I have to admit, my team was quite vocal everytime we scored a clam, which by my count was many. The other team raked for clams quietly in the distance. You can imagine our surprise when the quiet team hauled in considerably more clams than our team. Who would have thought?
Sometimes we forget that the most productive people in an organization aren’t the ones who make the most noise. In fact, it’s often the quiet ones who out-produce everyone else.
Here are some reasons I think this is so.
Being quiet strengthens focus. It’s hard to focus on the task at hand when you yourself are making so much noise. The other team, who participated in the clamming wars, never took their eye off the prize. Our team, on the other hand, did a happy dance in the sand every time we hit pay dirt. In retrospect, this was probably valuable time wasted.
Being quiet calms others. Quiet people have the ability to calm those around them. For example, when everyone is stressing out because it looks like a team isn’t going to meet their deadlines, it’s usually the quiet people who are able to calm people down and carry them over the finish line.
Being quiet conveys confidence. You don’t have to prove anything to anyone when you are confident. You know you do a good job and you believe that eventually others will take notice.
Being quiet means you think before you speak. Quiet people are usually thoughtful thinkers. They think things through before making a statement. Something you probably wish many of your workers would do before taking up your valuable time.
Being quiet gives you the space to dig deep. Quiet people tend to delve into issues and ideas before moving on to new ones. Compare this to the surface people in your organization, who often move onto other matters without giving thought to the gold that may be sitting right below the surface.
The next time you evaluate team performance, be sure to give credit where credit is due.

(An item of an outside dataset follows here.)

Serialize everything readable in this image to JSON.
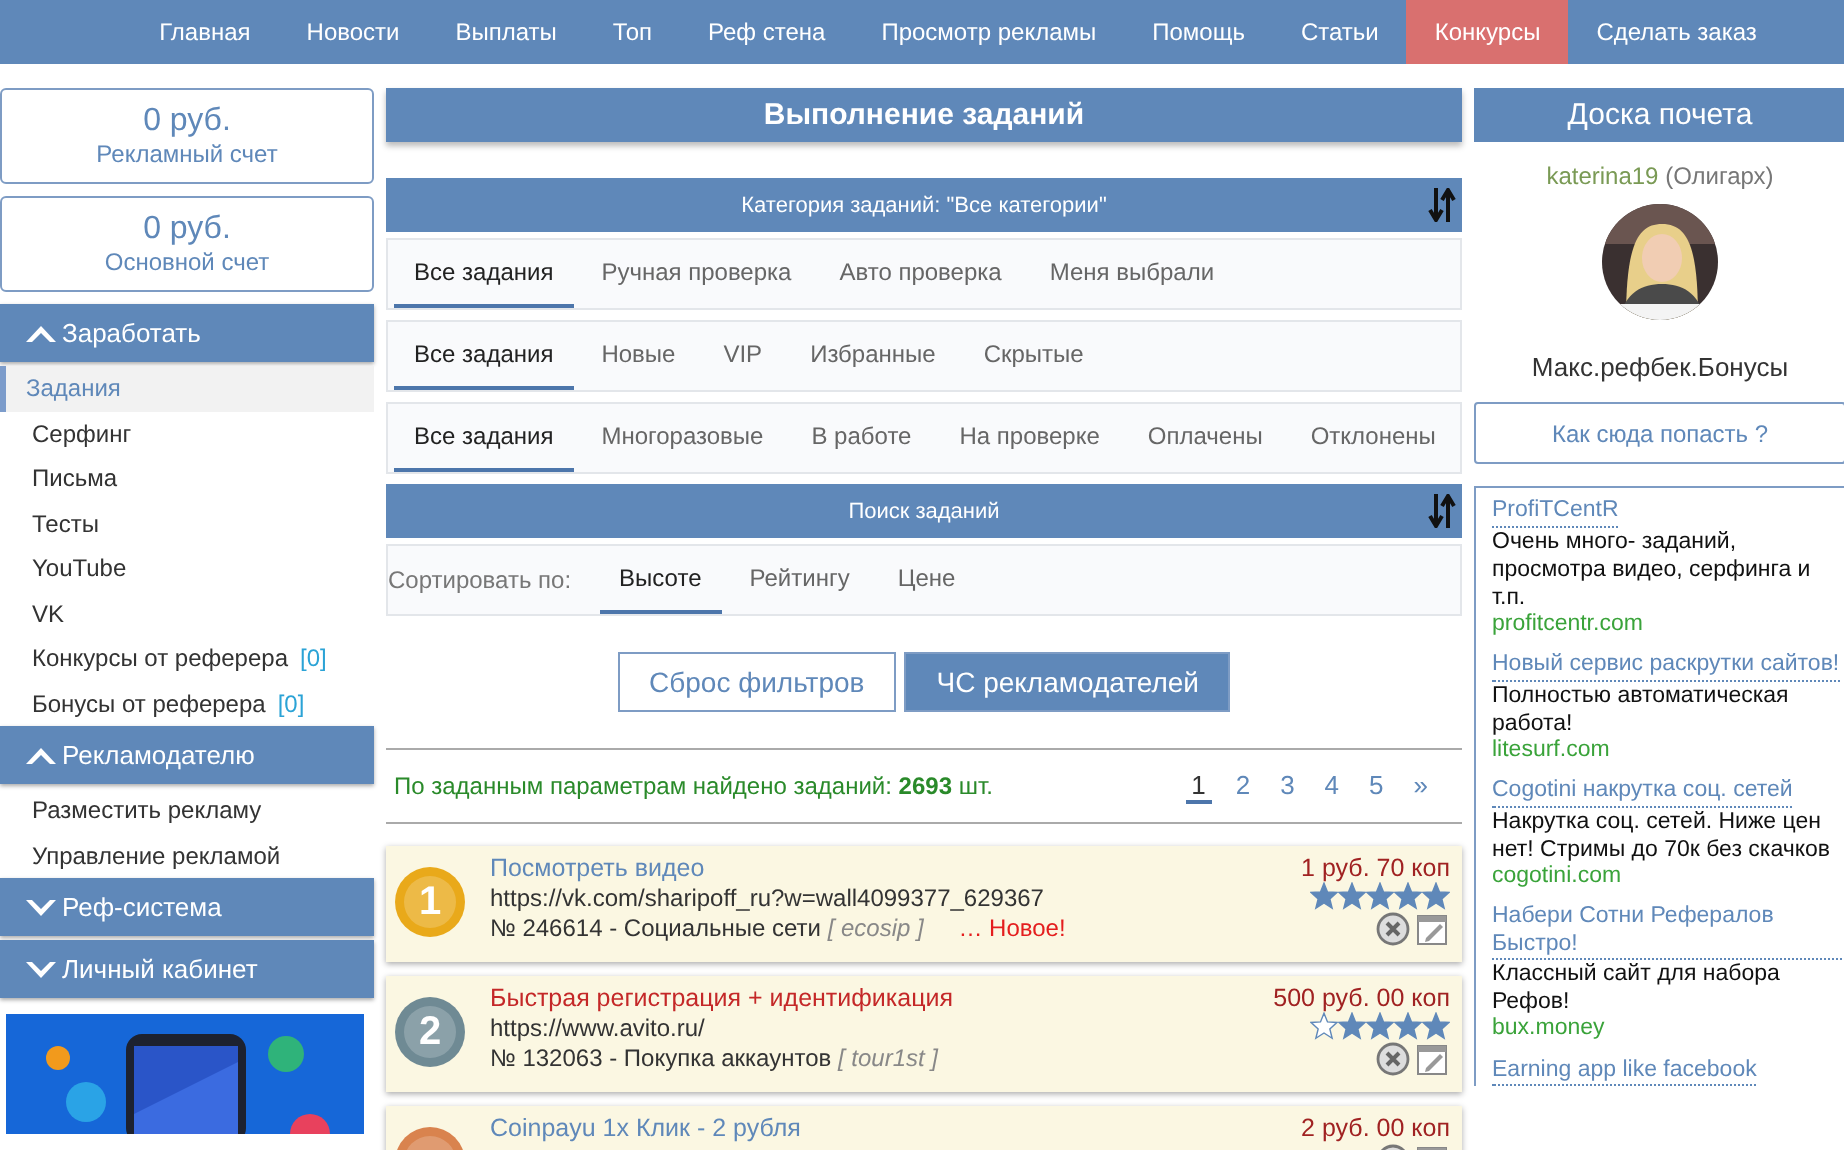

Remember that at the end of the day, it’s not about the noise one makes, but what one actually gets done
Guest contributor Roberta Chinsky Matuson is an internationally recognized expert on increasing profitability by maximizing employee contribution. Her website is www.yourhrexperts.com. She is the author of Suddenly in Charge: Managing Up, Managing Down, Succeeding All Around, a Washington Post Top-5 Leadership pick. Download a free bonus chapter.